Many tyrants have imposed restrictions on artists. Art as a form of self-expression is vehemently opposed, leading to a culturally bleak existence. An existence without art, as artist Zel Brook put it, “…is the same as telling us that we should go through our days ignoring our senses, with endless days of frustration…with no hope the situation will ever change.”
In the 18th century, philosopher Arthur Schopenhauer, surrounded by the constant turmoil and conflict in Europe, explained that engaging in the arts is the only way to release one’s self from an otherwise painful existence. Another philosopher, the ill-regarded Karl Marx, felt that repressing an individual’s expression with art will ultimately result in noncompliance or violent revolt, given that in totalitarian or fascist societies, the public has no outlet for social criticism. Likewise, teenagers who have not been instructed in art face limited means of expressing themselves or will become the target of criticism by their classmates when they buck the status quo when they do express themselves in a unique manner. Is the American teenager’s obligatory rebellion or fits of depression a product of artistic repression, from not being heard?
Art helps express the ineffable. Cathy McGuire, an art therapist in Portland, Oregon, says, “The physical act of creation connects our bodies with the external world…what we are really making is ourselves.” As any parent can attest to, it’s hard enough to communicate with their children. Limiting the means by which they can communicate only complicates issues. Surely, parents would rather understand their children than roll their eyes at them. Or would parents simply rather their children be compliant with their governing beliefs? With parents often attempting to mold their children in their own image, I suppose they should then be happy with the disposal of any art department. Why bother questioning advertisers who will attempt to manipulate everyone into buying their products, the safety or efficacy of those products be damned? Politicians, men of power who love nothing more than more power, why wouldn’t they want to cut funding for the arts in public schools; they simply don’t want people thinking for themselves if they expect to remain within a sphere of influence.

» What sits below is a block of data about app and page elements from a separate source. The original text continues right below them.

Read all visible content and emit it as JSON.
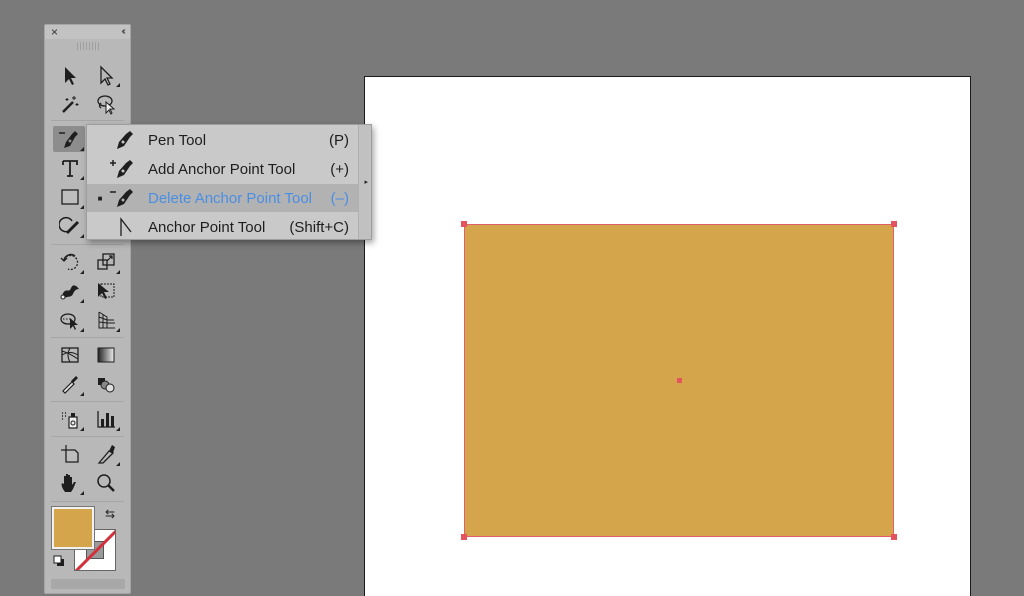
{
  "toolbar": {
    "close_label": "×",
    "collapse_label": "‹‹",
    "tools": [
      {
        "name": "selection-tool",
        "icon": "selection-arrow-icon"
      },
      {
        "name": "direct-selection-tool",
        "icon": "direct-selection-arrow-icon"
      },
      {
        "name": "magic-wand-tool",
        "icon": "magic-wand-icon"
      },
      {
        "name": "lasso-tool",
        "icon": "lasso-icon"
      },
      {
        "name": "delete-anchor-point-tool",
        "icon": "delete-anchor-pen-icon",
        "selected": true
      },
      {
        "name": "type-tool",
        "icon": "type-icon",
        "glyph": "T"
      },
      {
        "name": "rectangle-tool",
        "icon": "rectangle-icon"
      },
      {
        "name": "shaper-tool",
        "icon": "shaper-icon"
      },
      {
        "name": "rotate-tool",
        "icon": "rotate-icon"
      },
      {
        "name": "scale-tool",
        "icon": "scale-icon"
      },
      {
        "name": "width-tool",
        "icon": "width-icon"
      },
      {
        "name": "free-transform-tool",
        "icon": "free-transform-icon"
      },
      {
        "name": "shape-builder-tool",
        "icon": "shape-builder-icon"
      },
      {
        "name": "perspective-grid-tool",
        "icon": "perspective-grid-icon"
      },
      {
        "name": "mesh-tool",
        "icon": "mesh-icon"
      },
      {
        "name": "gradient-tool",
        "icon": "gradient-icon"
      },
      {
        "name": "eyedropper-tool",
        "icon": "eyedropper-icon"
      },
      {
        "name": "blend-tool",
        "icon": "blend-icon"
      },
      {
        "name": "symbol-sprayer-tool",
        "icon": "symbol-sprayer-icon"
      },
      {
        "name": "column-graph-tool",
        "icon": "column-graph-icon"
      },
      {
        "name": "artboard-tool",
        "icon": "artboard-icon"
      },
      {
        "name": "slice-tool",
        "icon": "slice-icon"
      },
      {
        "name": "hand-tool",
        "icon": "hand-icon"
      },
      {
        "name": "zoom-tool",
        "icon": "zoom-icon"
      }
    ],
    "fill_color": "#d4a54a",
    "stroke": "none"
  },
  "flyout_menu": {
    "items": [
      {
        "label": "Pen Tool",
        "shortcut": "(P)",
        "icon": "pen-icon",
        "active": false,
        "check": ""
      },
      {
        "label": "Add Anchor Point Tool",
        "shortcut": "(+)",
        "icon": "add-anchor-pen-icon",
        "active": false,
        "check": ""
      },
      {
        "label": "Delete Anchor Point Tool",
        "shortcut": "(–)",
        "icon": "delete-anchor-pen-icon",
        "active": true,
        "check": "■"
      },
      {
        "label": "Anchor Point Tool",
        "shortcut": "(Shift+C)",
        "icon": "anchor-point-icon",
        "active": false,
        "check": ""
      }
    ],
    "tearoff_arrow": "▸"
  },
  "canvas": {
    "artboard_color": "#ffffff",
    "shape": {
      "type": "rectangle",
      "fill": "#d4a54a",
      "selection_color": "#e3545e",
      "selected": true
    }
  },
  "colors": {
    "workspace": "#7a7a7a",
    "highlight_text": "#4a8ee3"
  }
}
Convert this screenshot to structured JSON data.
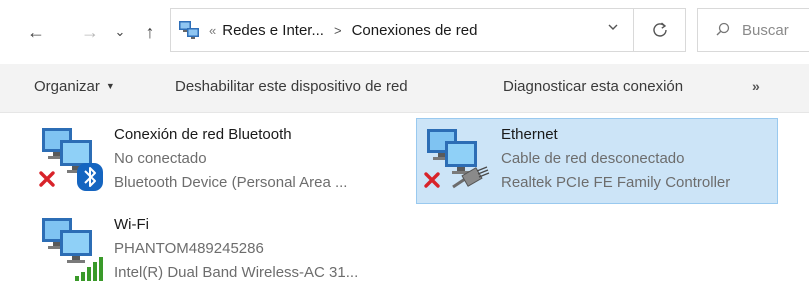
{
  "nav": {
    "back_glyph": "←",
    "forward_glyph": "→",
    "recent_glyph": "⌄",
    "up_glyph": "↑"
  },
  "address": {
    "overflow": "«",
    "crumbs": [
      "Redes e Inter...",
      "Conexiones de red"
    ],
    "separator": ">"
  },
  "search": {
    "placeholder": "Buscar"
  },
  "toolbar": {
    "organize": "Organizar",
    "disable": "Deshabilitar este dispositivo de red",
    "diagnose": "Diagnosticar esta conexión",
    "more": "»"
  },
  "connections": [
    {
      "name": "Conexión de red Bluetooth",
      "status": "No conectado",
      "device": "Bluetooth Device (Personal Area ...",
      "overlay": "bluetooth-icon",
      "disconnected": true,
      "selected": false
    },
    {
      "name": "Ethernet",
      "status": "Cable de red desconectado",
      "device": "Realtek PCIe FE Family Controller",
      "overlay": "ethernet-cable-icon",
      "disconnected": true,
      "selected": true
    },
    {
      "name": "Wi-Fi",
      "status": "PHANTOM489245286",
      "device": "Intel(R) Dual Band Wireless-AC 31...",
      "overlay": "signal-bars-icon",
      "disconnected": false,
      "selected": false
    }
  ],
  "colors": {
    "selection_bg": "#cce4f7",
    "selection_border": "#99c9ef",
    "error_red": "#d8232a",
    "bluetooth_blue": "#1565c0",
    "signal_green": "#3a9a2a"
  }
}
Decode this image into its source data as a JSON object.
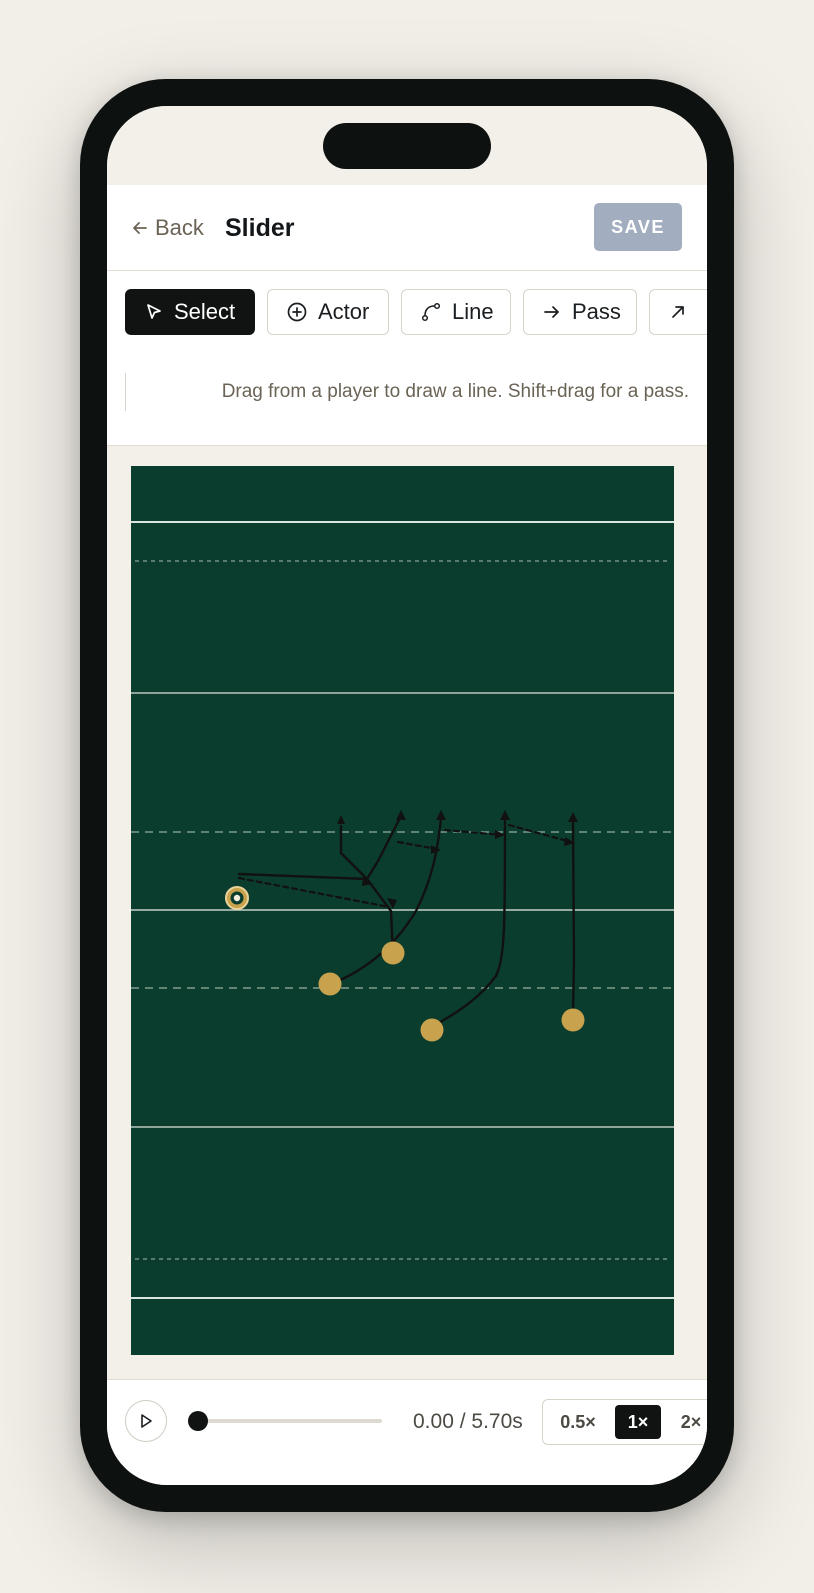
{
  "header": {
    "back_label": "Back",
    "title": "Slider",
    "save_label": "SAVE"
  },
  "toolbar": {
    "tools": [
      {
        "label": "Select",
        "icon": "cursor-arrow-icon",
        "active": true
      },
      {
        "label": "Actor",
        "icon": "plus-circle-icon",
        "active": false
      },
      {
        "label": "Line",
        "icon": "curve-line-icon",
        "active": false
      },
      {
        "label": "Pass",
        "icon": "arrow-right-icon",
        "active": false
      },
      {
        "label": "",
        "icon": "arrow-up-right-icon",
        "active": false
      }
    ],
    "hint": "Drag from a player to draw a line. Shift+drag for a pass."
  },
  "field": {
    "colors": {
      "turf": "#0b3d2e",
      "lines": "#b9c8bf",
      "player": "#c9a24e",
      "route": "#111111"
    }
  },
  "playback": {
    "current": "0.00",
    "duration": "5.70s",
    "separator": " / ",
    "progress": 0,
    "speeds": [
      {
        "label": "0.5×",
        "active": false
      },
      {
        "label": "1×",
        "active": true
      },
      {
        "label": "2×",
        "active": false
      }
    ]
  }
}
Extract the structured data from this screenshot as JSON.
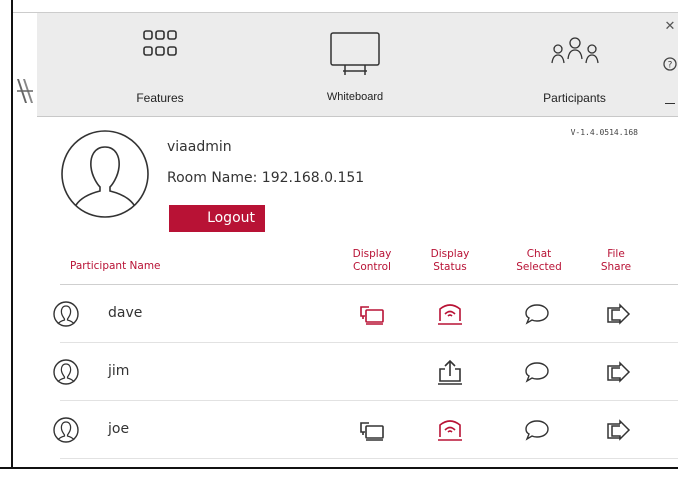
{
  "colors": {
    "accent": "#b81235",
    "toolbar_bg": "#ececec",
    "icon_dark": "#333333"
  },
  "toolbar": {
    "features_label": "Features",
    "whiteboard_label": "Whiteboard",
    "participants_label": "Participants"
  },
  "window": {
    "close_icon": "close-icon",
    "help_icon": "help-icon",
    "minimize_icon": "minimize-icon"
  },
  "user": {
    "name": "viaadmin",
    "room": "Room Name: 192.168.0.151",
    "logout_label": "Logout",
    "version": "V-1.4.0514.168"
  },
  "table": {
    "headers": {
      "name": "Participant Name",
      "display_control": [
        "Display",
        "Control"
      ],
      "display_status": [
        "Display",
        "Status"
      ],
      "chat_selected": [
        "Chat",
        "Selected"
      ],
      "file_share": [
        "File",
        "Share"
      ]
    },
    "rows": [
      {
        "name": "dave",
        "display_control": "active",
        "display_status": "presenting"
      },
      {
        "name": "jim",
        "display_control": "none",
        "display_status": "share"
      },
      {
        "name": "joe",
        "display_control": "inactive",
        "display_status": "presenting"
      }
    ]
  }
}
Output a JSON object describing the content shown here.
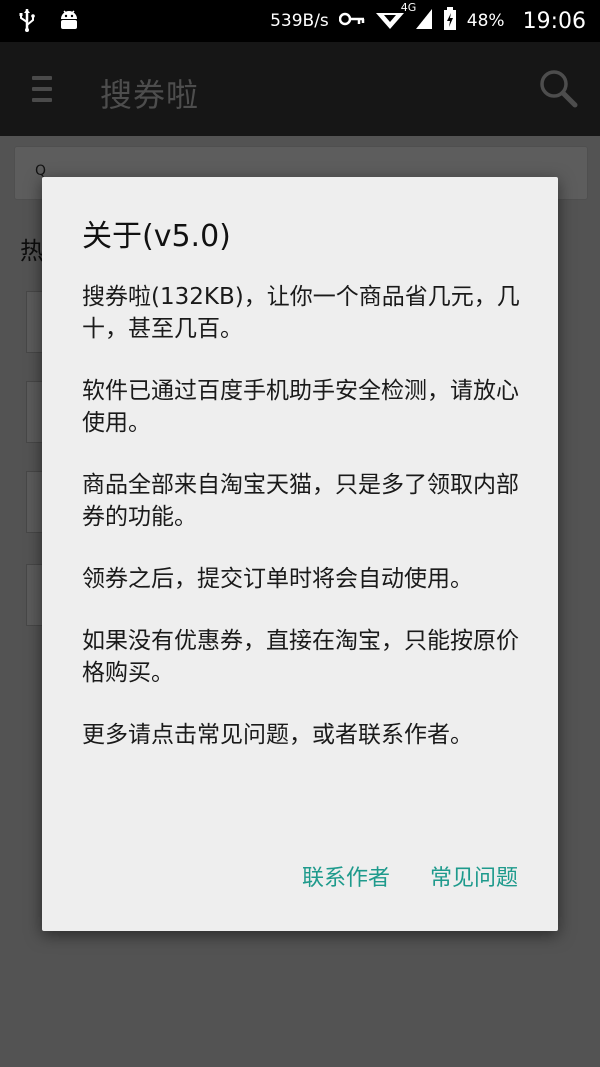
{
  "status_bar": {
    "net_speed": "539B/s",
    "network": "4G",
    "battery": "48%",
    "time": "19:06",
    "icons": [
      "usb-icon",
      "android-icon",
      "key-icon",
      "signal-icon",
      "battery-icon"
    ]
  },
  "app_bar": {
    "title": "搜券啦",
    "menu_icon": "hamburger-icon",
    "search_icon": "search-icon"
  },
  "background": {
    "search_prefix": "Q",
    "hot_label": "热"
  },
  "dialog": {
    "title": "关于(v5.0)",
    "paragraphs": [
      "搜券啦(132KB)，让你一个商品省几元，几十，甚至几百。",
      "软件已通过百度手机助手安全检测，请放心使用。",
      "商品全部来自淘宝天猫，只是多了领取内部券的功能。",
      "领券之后，提交订单时将会自动使用。",
      "如果没有优惠券，直接在淘宝，只能按原价格购买。",
      "更多请点击常见问题，或者联系作者。"
    ],
    "buttons": {
      "contact": "联系作者",
      "faq": "常见问题"
    }
  },
  "colors": {
    "accent": "#1e9a8c",
    "dialog_bg": "#eeeeee",
    "app_bar_bg": "#161616"
  }
}
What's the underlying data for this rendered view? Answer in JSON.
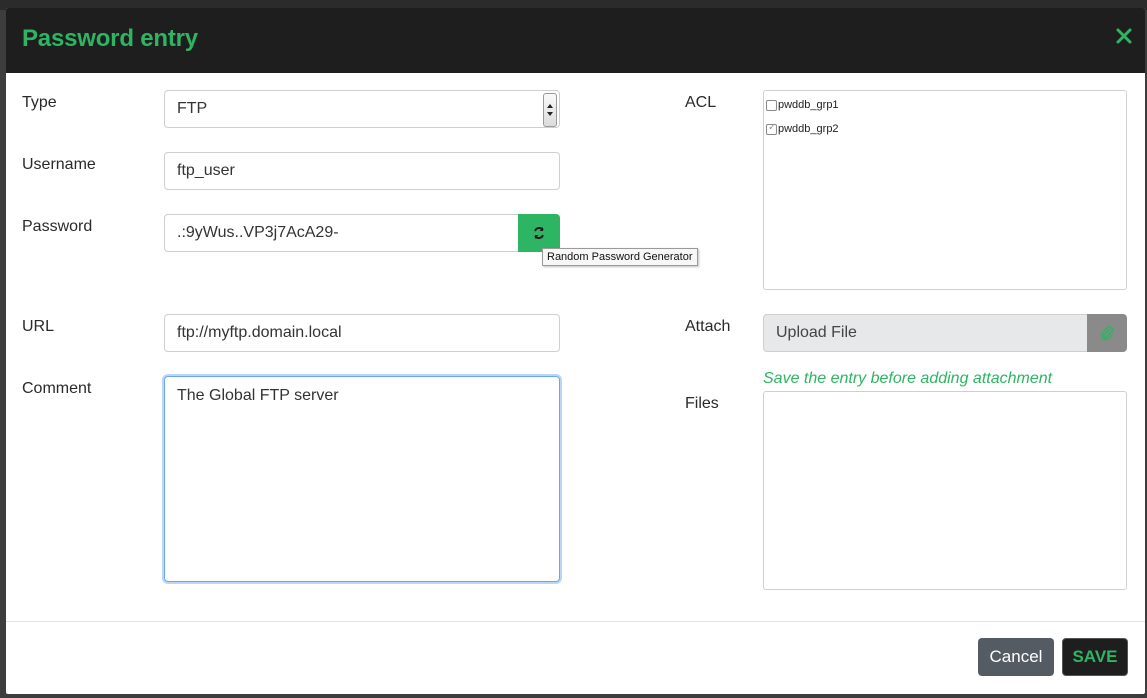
{
  "dialog": {
    "title": "Password entry"
  },
  "form": {
    "type": {
      "label": "Type",
      "value": "FTP"
    },
    "username": {
      "label": "Username",
      "value": "ftp_user"
    },
    "password": {
      "label": "Password",
      "value": ".:9yWus..VP3j7AcA29-",
      "generator_tooltip": "Random Password Generator"
    },
    "url": {
      "label": "URL",
      "value": "ftp://myftp.domain.local"
    },
    "comment": {
      "label": "Comment",
      "value": "The Global FTP server"
    }
  },
  "acl": {
    "label": "ACL",
    "groups": [
      {
        "name": "pwddb_grp1",
        "checked": false
      },
      {
        "name": "pwddb_grp2",
        "checked": true
      }
    ]
  },
  "attach": {
    "label": "Attach",
    "placeholder": "Upload File",
    "hint": "Save the entry before adding attachment"
  },
  "files": {
    "label": "Files"
  },
  "footer": {
    "cancel_label": "Cancel",
    "save_label": "SAVE"
  },
  "colors": {
    "accent": "#2db563",
    "header": "#1e1e1e"
  }
}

That is the problem faced with art. Without artists, the world is a colorless and dull world shaped by the demands of the figures of authority. Whether or not such a world is the world we should be living in is another question, but without all the practical tools and languages with which to debate the question, how can we be sure of the truth?
Few people will dispute the pleasure of freedom. However, it should be realized that freedom and artistry cannot live without each other. Is it necessary for the arts to be taught in high school? Yes, it is vital to everyone’s freedom if freedom is in fact what we value.